A famed Seattle home once at the center of a David versus Goliath battle will be auctioned next month.
The home was once owned by Edith Macefield, who became a local hero when she refused to sell the property to be razed by developers.
The Seattle Post-Intelligencer reported Tuesday that the current owner of the one-story home owes $185,956.04 on the property. Macefield died at 86 in 2008 and the property has changed hands twice since then. Its current owner, Reach Returns, has until March 13 to pay the debt, the report said.
It's a well-known story: Macefield refused $1 million for her 1,000-square-foot, circa 1900 house, so the developer of Ballard Blocks built the retail and office building around it, blank walls rising on three sides.
Construction superintendent Barry Martin befriended Macefield, who willed her house to him before her death.
Ballard Blocks, a retail real estate company, which may end up buying the property after all, takes up most of the block between 14th and 15th avenues northwest, and Northwest 46th Street and Northwest Ballard Way. The Associated Press reported that the home is now between an LA Fitness and a Trader Joe's.

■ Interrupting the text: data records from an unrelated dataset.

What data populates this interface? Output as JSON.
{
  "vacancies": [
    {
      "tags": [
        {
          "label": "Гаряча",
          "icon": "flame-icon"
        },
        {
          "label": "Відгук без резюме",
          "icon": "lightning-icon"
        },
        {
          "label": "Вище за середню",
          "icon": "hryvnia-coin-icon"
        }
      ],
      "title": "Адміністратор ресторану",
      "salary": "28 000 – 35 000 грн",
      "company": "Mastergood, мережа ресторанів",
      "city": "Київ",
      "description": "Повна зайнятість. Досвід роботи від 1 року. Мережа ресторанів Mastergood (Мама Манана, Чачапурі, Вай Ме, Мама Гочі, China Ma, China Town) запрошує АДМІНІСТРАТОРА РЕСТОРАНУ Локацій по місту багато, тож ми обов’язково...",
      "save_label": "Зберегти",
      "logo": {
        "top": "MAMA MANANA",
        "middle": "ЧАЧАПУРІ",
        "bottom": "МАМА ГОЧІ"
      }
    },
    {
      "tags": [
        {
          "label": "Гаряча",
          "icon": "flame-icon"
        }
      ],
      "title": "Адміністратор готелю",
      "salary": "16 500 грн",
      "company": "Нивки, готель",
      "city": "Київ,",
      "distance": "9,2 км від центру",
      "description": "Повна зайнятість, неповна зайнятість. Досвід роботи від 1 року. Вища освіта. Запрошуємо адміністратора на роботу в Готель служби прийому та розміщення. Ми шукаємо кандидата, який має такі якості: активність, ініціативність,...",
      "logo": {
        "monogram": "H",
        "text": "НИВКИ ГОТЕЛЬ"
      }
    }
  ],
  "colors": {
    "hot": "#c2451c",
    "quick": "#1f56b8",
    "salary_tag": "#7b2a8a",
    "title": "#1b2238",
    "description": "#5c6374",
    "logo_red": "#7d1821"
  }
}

Macefield's house was known in the area for its collection of ceramic cats, dogs and pigs in the window, light bulb on over the front door, a can of uncollected trash out front beside her uprooted handicapped parking sign, buds emerging on the tree between her sidewall and the white plywood fence that still serves as the border between her property and buildings.

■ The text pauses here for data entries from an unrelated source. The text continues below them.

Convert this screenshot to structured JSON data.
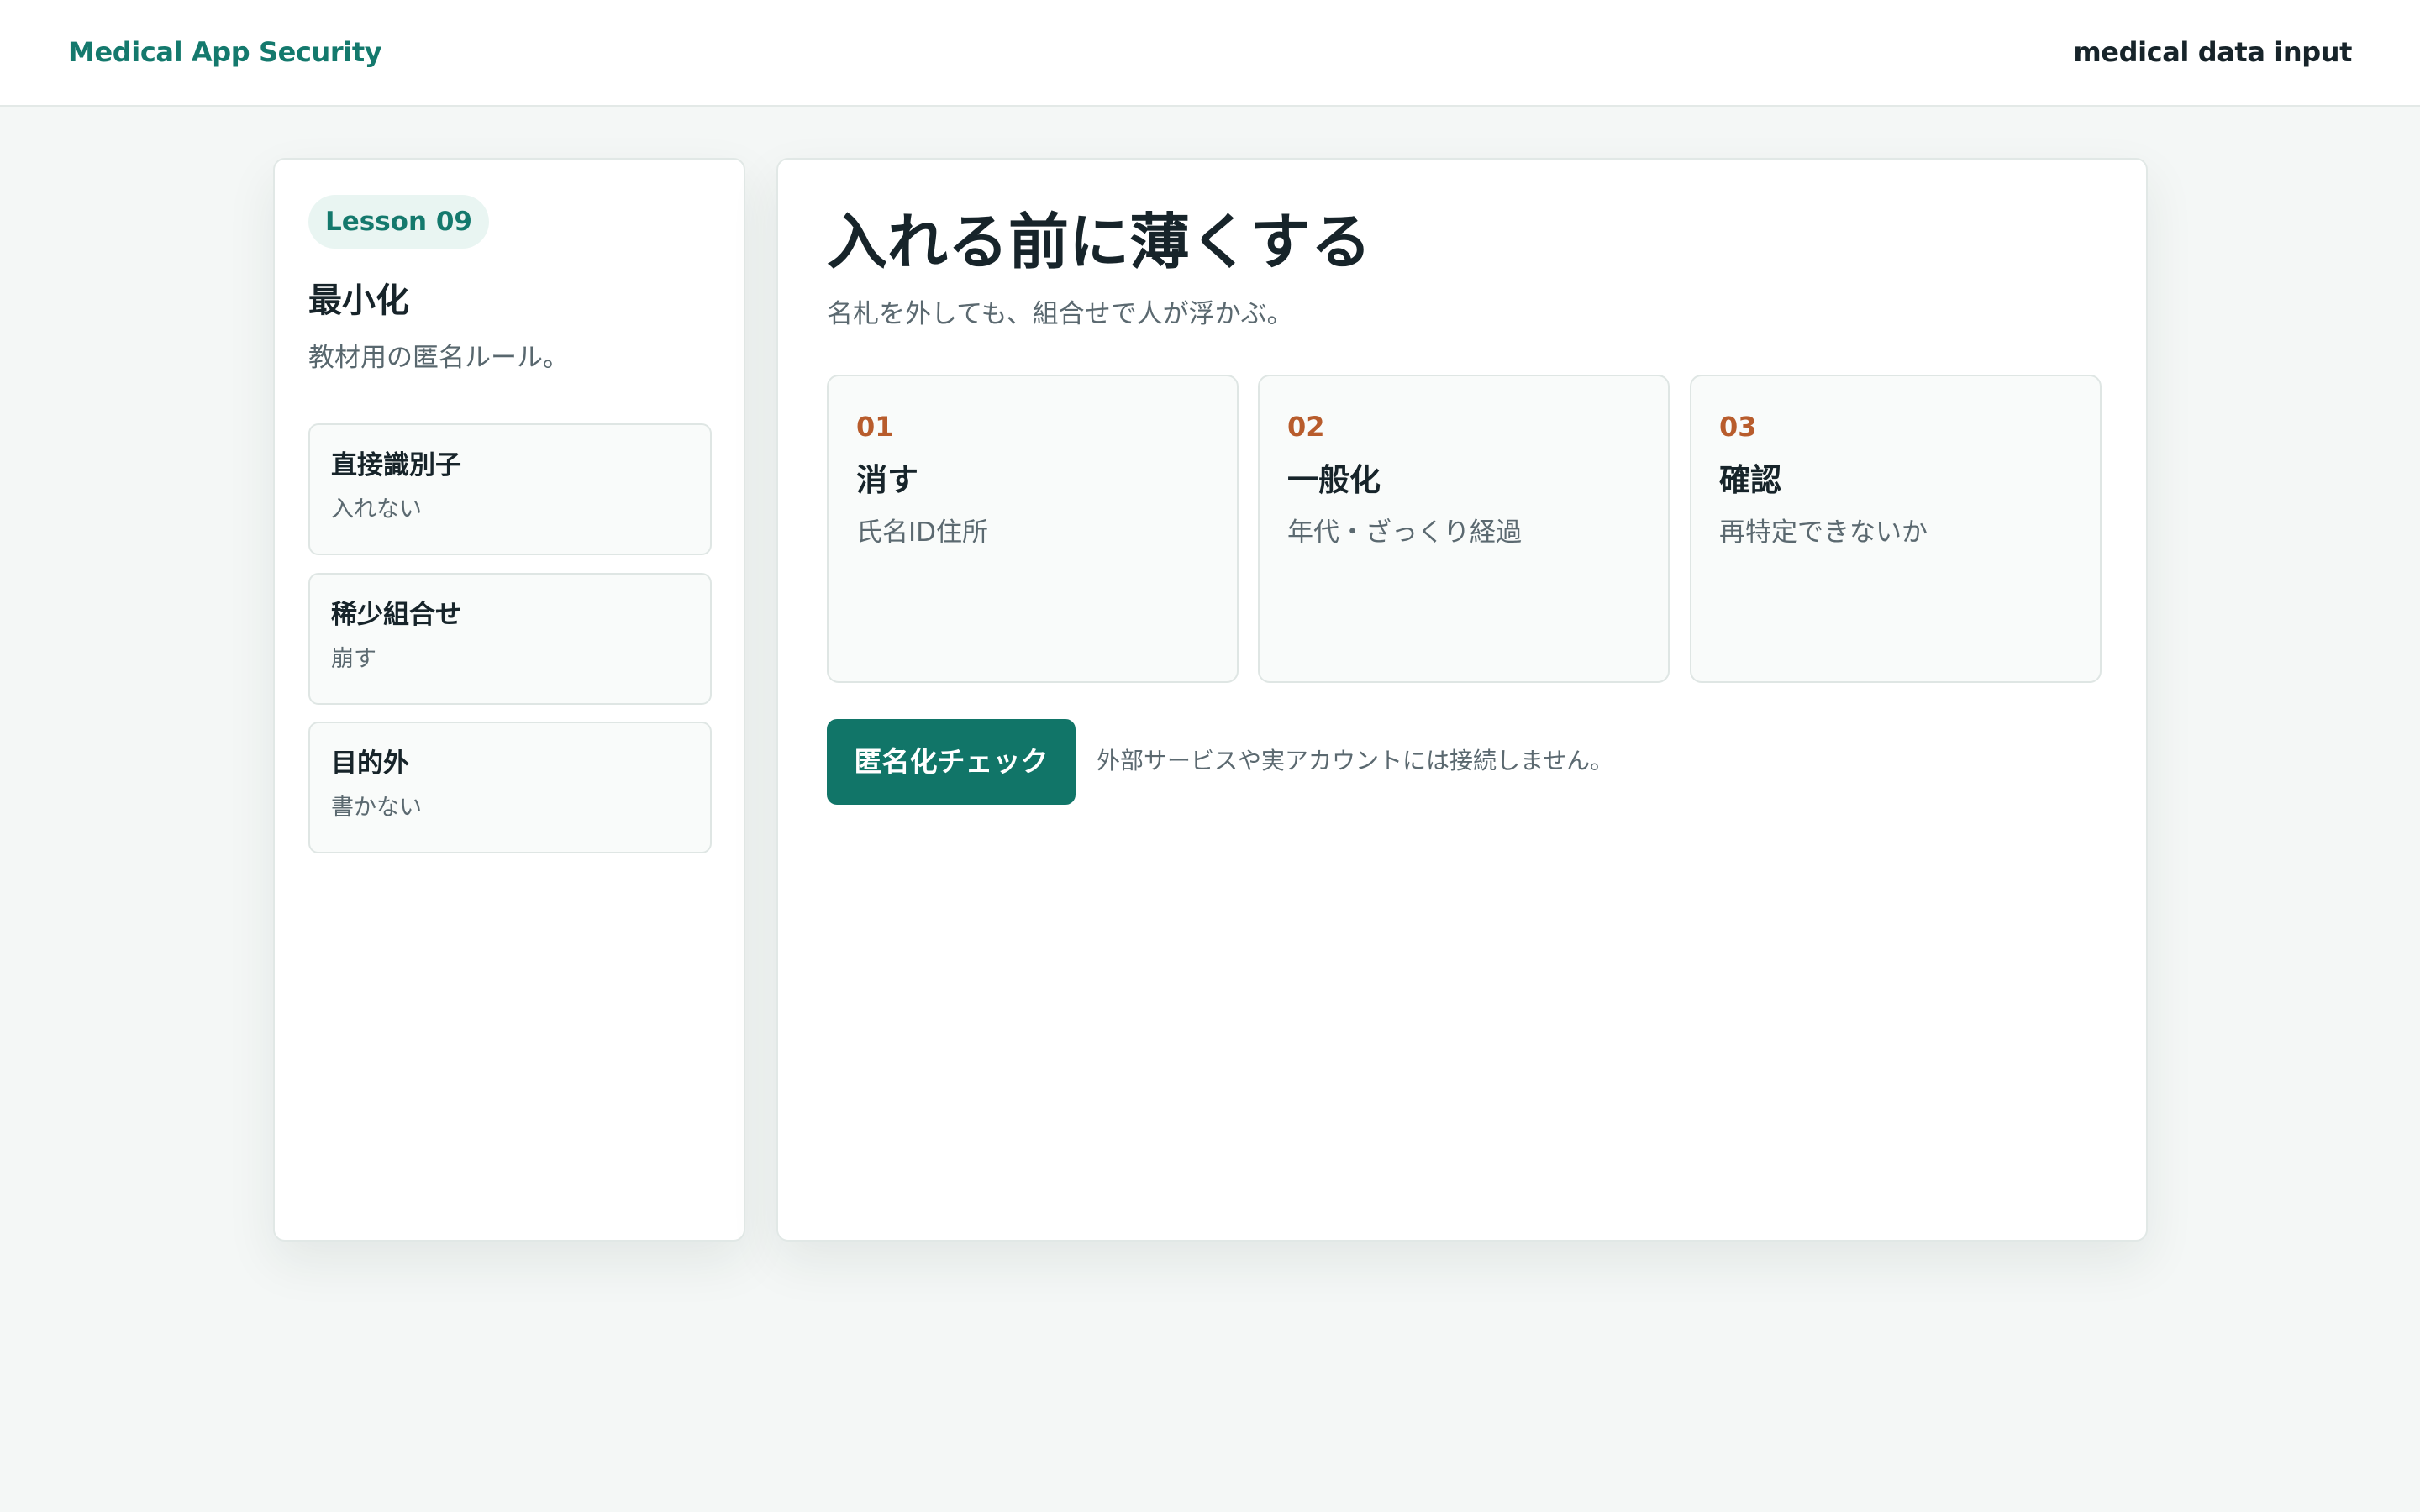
{
  "header": {
    "brand": "Medical App Security",
    "right_label": "medical data input"
  },
  "sidebar": {
    "lesson": "Lesson 09",
    "title": "最小化",
    "subtitle": "教材用の匿名ルール。",
    "items": [
      {
        "title": "直接識別子",
        "subtitle": "入れない"
      },
      {
        "title": "稀少組合せ",
        "subtitle": "崩す"
      },
      {
        "title": "目的外",
        "subtitle": "書かない"
      }
    ]
  },
  "main": {
    "title": "入れる前に薄くする",
    "subtitle": "名札を外しても、組合せで人が浮かぶ。",
    "steps": [
      {
        "number": "01",
        "title": "消す",
        "subtitle": "氏名ID住所"
      },
      {
        "number": "02",
        "title": "一般化",
        "subtitle": "年代・ざっくり経過"
      },
      {
        "number": "03",
        "title": "確認",
        "subtitle": "再特定できないか"
      }
    ],
    "button_label": "匿名化チェック",
    "button_note": "外部サービスや実アカウントには接続しません。"
  },
  "colors": {
    "accent": "#117568",
    "step_number": "#b85c2c",
    "background": "#f4f7f6"
  }
}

The house has taken on a life of its own, and was once used by Disney to promote the movie “Up,” according to the report.
The Associated Press contributed to this report